▶ _What is needed_:
Look through the listing below, find every line with the string "name", and copy it.

▶ _The input_:
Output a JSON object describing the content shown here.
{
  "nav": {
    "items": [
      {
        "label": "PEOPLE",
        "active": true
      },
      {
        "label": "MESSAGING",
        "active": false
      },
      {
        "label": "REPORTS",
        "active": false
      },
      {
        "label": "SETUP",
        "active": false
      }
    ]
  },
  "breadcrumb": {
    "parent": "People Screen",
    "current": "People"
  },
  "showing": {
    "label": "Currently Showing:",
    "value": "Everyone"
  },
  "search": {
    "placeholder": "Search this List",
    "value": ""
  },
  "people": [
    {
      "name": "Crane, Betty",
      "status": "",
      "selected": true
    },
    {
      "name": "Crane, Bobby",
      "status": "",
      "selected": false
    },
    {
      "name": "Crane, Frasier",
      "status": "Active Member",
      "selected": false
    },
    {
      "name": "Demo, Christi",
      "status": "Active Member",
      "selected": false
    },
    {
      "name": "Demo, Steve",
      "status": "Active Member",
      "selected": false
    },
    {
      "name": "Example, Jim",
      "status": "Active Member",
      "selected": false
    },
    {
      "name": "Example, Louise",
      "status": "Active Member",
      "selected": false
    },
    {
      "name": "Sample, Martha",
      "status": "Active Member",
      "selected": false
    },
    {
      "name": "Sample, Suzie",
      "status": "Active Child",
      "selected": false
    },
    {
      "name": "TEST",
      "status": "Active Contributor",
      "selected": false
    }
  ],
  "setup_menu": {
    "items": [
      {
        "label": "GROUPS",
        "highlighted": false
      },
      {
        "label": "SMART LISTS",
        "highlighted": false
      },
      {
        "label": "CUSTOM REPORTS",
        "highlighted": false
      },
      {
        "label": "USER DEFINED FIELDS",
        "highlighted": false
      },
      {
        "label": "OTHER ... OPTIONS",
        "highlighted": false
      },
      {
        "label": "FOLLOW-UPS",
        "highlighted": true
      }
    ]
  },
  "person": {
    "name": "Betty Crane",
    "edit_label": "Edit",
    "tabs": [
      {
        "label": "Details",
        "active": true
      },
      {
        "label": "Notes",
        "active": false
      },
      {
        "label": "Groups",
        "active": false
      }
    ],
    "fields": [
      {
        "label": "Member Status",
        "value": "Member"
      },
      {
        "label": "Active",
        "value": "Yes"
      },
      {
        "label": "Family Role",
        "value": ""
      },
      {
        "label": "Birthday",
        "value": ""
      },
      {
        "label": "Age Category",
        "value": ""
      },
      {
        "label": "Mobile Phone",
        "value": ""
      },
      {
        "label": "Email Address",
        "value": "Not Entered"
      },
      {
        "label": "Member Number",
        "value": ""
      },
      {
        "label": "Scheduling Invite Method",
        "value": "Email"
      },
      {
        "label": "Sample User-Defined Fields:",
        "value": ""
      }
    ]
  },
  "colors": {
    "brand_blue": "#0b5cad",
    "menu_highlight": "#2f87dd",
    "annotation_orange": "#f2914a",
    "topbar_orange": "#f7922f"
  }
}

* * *

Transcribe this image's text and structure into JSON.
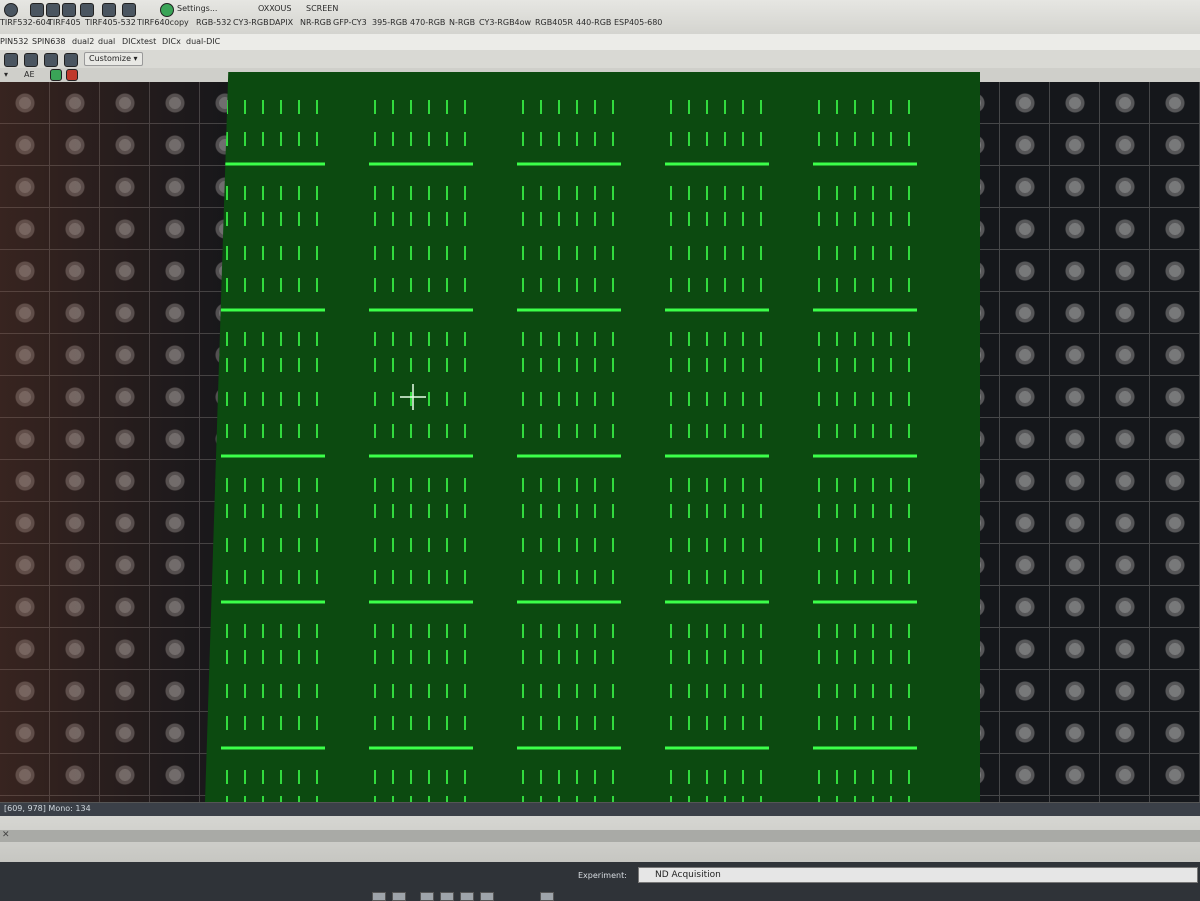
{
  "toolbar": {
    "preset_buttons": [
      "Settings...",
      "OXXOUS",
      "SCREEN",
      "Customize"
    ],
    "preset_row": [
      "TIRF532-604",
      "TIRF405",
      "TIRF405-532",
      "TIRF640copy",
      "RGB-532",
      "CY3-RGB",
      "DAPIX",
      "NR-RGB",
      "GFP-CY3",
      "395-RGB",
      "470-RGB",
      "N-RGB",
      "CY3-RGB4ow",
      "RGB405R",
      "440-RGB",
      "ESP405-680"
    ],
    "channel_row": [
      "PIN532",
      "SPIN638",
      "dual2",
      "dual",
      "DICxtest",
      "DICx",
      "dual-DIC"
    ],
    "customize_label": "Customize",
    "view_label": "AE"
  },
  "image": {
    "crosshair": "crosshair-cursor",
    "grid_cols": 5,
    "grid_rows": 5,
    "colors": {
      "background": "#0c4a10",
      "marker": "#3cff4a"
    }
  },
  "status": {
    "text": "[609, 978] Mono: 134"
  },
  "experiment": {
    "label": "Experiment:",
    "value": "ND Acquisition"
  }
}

▶ _Expected answer_:
      "name": "Crane, Betty",
      "name": "Crane, Bobby",
      "name": "Crane, Frasier",
      "name": "Demo, Christi",
      "name": "Demo, Steve",
      "name": "Example, Jim",
      "name": "Example, Louise",
      "name": "Sample, Martha",
      "name": "Sample, Suzie",
      "name": "TEST",
    "name": "Betty Crane",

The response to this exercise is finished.